The Frontiers and Techniques in Plant Science course provides an intensive overview of topics in plant genetics, physiology, biochemistry, development, and evolution and hands-on experiences in molecular, analytical, computational and high throughput approaches to understanding plant biology. It emphasizes recent results from model organisms including Arabidopsis, maize and tomato as well as a variety of other plants and provides an introduction to current methods used in basic and applied plant biology, both theoretically and practically.
The seminar series will include plant morphology and anatomy, development, evolution, light and circadian biology, hormones, small RNAs and epigenetic inheritance, biotic and abiotic interactions, plant biochemistry, crop domestication, and applications addressing current agronomic problems. Speakers will provide expert overviews of their fields, followed by in-depth discussions of their own work. The laboratory sessions will provide exposure to cutting edge experimental and computational techniques currently used in plant research. These include approaches for studying plant development, transient gene expression, applications of fluorescent proteins, genome editing, and chromatin immunoprecipitation.
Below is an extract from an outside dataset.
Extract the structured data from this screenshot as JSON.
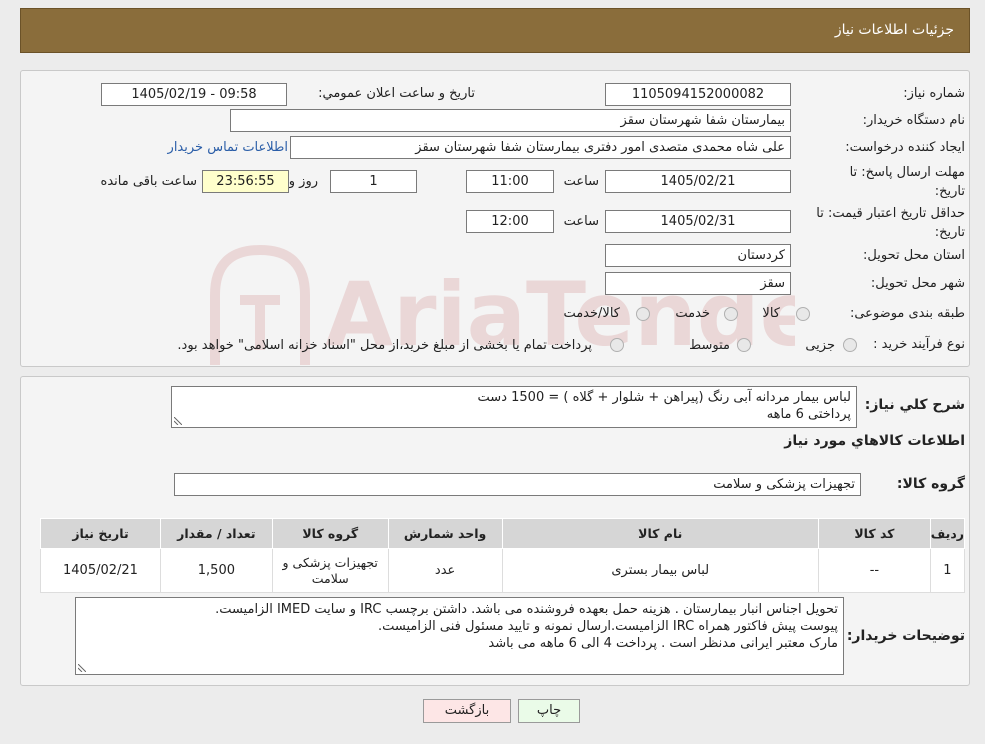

Students will also gain hands-on experience on computational tools and environments for genome assembly, transcriptomics, construction of gene regulatory networks, identification of quantitative trait loci, mapping by sequencing, and mathematical modeling of development and hormone action. The course also includes several short workshops on important themes in plant research. Throughout the course, students interact individually and informally with the speakers to further enrich the learning experience.